Analog outputs are in a different realm. Usually, the Analog Output PLCs control speed of continuously running devices such as motors or turbines. Of course, the voltage/current ranges vary depending on the manufacturer and/or modules.
Types of PLC according to Size
Larger PLCs are usually designed to handle a higher number of devices, even in both Modular and Fixed types.
However, using these larger PLCs may not always be the most efficient device to become the controller of your automated system.
Manufacturers of the PLC have created smaller and smaller PLCs to suit smaller applications. In buying the Fixed type of PLC, this is usually the most considered factor because as you have learned earlier, Fixed PLCs are more efficiently used in small-scale applications that do not require a large expansion in the future.
Mini PLCs have usually have 128 to 512 I/O points which are already a LOT for a control system.
For small control system that is only predicted to scale up a little bit, Mini PLCs are ideal to use instead of larger PLCs (above 512 I/O points).
Micro PLCs are the ones that have 15 to 128 I/O points. They are most commonly used in very small automation or control systems like amusement rides.
Why so? Because amusement rides require that the controls are near the ride itself so this eliminates the requirement that there should be a “Central PLC” for all the rides in the amusement park.
In addition, because each amusement ride can only add a couple of devices here and there for safety purposes, they would not require a high number of I/O points so the Micro PLC will already suffice.
Pico PLCs have less than 15 I/O points.
Usually, they are seen in PLC trainer systems because they are very easy to use (and usually comes with a display panel) and they do not look intimidating to beginners who want to know the basics of PLC first.
The thing that is really desirable in Pico/Nano PLC devices is the simplicity and compactness as they are usually just the size of your hand.

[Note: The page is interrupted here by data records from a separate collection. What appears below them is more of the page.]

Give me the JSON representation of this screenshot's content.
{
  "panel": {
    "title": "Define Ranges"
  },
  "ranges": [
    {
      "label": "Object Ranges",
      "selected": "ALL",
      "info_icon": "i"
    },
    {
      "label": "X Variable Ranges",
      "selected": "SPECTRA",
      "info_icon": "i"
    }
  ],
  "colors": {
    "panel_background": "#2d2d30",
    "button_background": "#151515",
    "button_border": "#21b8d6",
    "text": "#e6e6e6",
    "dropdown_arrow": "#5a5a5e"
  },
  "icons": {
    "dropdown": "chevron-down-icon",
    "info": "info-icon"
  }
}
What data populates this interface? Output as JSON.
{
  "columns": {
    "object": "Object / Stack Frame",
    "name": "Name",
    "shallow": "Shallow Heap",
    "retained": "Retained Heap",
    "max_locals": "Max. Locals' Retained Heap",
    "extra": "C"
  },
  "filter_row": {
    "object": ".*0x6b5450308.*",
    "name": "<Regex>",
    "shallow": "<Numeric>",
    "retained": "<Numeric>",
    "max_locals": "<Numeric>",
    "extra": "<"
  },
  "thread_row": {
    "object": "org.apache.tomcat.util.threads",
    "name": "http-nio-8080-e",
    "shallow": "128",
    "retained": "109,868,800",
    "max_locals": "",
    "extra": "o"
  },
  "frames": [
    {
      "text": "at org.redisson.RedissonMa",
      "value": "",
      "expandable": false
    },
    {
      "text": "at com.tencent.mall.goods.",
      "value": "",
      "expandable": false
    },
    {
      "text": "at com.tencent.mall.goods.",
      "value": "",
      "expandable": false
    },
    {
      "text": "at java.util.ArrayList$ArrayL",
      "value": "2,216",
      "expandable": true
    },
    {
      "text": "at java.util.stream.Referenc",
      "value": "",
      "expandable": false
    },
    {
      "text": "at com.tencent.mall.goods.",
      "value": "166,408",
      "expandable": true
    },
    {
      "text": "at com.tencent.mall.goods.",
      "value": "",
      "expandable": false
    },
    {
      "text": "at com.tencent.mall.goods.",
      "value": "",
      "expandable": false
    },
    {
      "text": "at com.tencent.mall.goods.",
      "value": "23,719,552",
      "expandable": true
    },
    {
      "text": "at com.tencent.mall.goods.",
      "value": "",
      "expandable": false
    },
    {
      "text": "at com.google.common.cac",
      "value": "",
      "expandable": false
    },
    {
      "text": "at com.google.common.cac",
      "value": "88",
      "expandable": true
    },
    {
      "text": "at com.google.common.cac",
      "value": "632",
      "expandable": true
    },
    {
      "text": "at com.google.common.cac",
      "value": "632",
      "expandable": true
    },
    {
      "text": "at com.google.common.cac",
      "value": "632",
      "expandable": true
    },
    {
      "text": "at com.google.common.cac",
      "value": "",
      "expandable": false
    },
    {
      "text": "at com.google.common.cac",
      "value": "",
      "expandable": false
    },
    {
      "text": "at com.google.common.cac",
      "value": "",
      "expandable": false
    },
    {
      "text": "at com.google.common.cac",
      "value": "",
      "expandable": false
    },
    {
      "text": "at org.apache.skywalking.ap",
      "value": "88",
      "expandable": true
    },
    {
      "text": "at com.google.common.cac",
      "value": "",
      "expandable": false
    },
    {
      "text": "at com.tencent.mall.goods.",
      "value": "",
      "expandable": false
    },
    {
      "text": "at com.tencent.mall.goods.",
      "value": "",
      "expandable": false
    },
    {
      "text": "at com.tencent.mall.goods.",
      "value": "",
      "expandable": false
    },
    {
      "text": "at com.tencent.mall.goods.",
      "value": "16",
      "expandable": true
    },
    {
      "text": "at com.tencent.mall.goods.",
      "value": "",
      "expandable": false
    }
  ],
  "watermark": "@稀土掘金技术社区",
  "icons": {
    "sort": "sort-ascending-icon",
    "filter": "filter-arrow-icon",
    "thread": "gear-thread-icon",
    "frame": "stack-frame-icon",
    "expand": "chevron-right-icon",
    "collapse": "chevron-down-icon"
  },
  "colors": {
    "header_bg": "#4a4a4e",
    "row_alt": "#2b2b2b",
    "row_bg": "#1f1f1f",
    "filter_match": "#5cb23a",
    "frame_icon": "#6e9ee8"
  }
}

The safety PLC is a special type of PLC that conforms to the IEC 61508 – Functional Safety of Electrical/Electronic/Programmable Electronic Safety-related Systems.
Basically, this type of PLC functions just like the normal logic controller except that it almost does not fail.
That sounds too good to be true because it is. No real-world scenario is ideal. Hence, Safety PLCs are equipped with “redundancies” such that if it DOES fail, it does so in a safe manner.
The only thing to keep in mind, though, is when you use safety PLCs, you must have experienced and educated maintenance personnel to examine these PLCs.
In addition, it is generally more expensive than the normal PLC because of the added safety circuitry.
Other than that, if those were not a problem, then it is more convenient in the long run to use safety PLCs instead of normal PLCs.
Different types on PLCs are available at the market and it is actually a vital information to learn before you actually connect an input or output device to a PLC or even put the PLC in your control system if you are the one responsible for the design. Some may connect an AC output to a transistor based PLC and that would already become a problem. If you have read up to this point, you now have a brief overview of the different types of PLCs that are cost-efficient in their specific application.
I suggest that you check the PLC programming guide next to learn more about PLCs!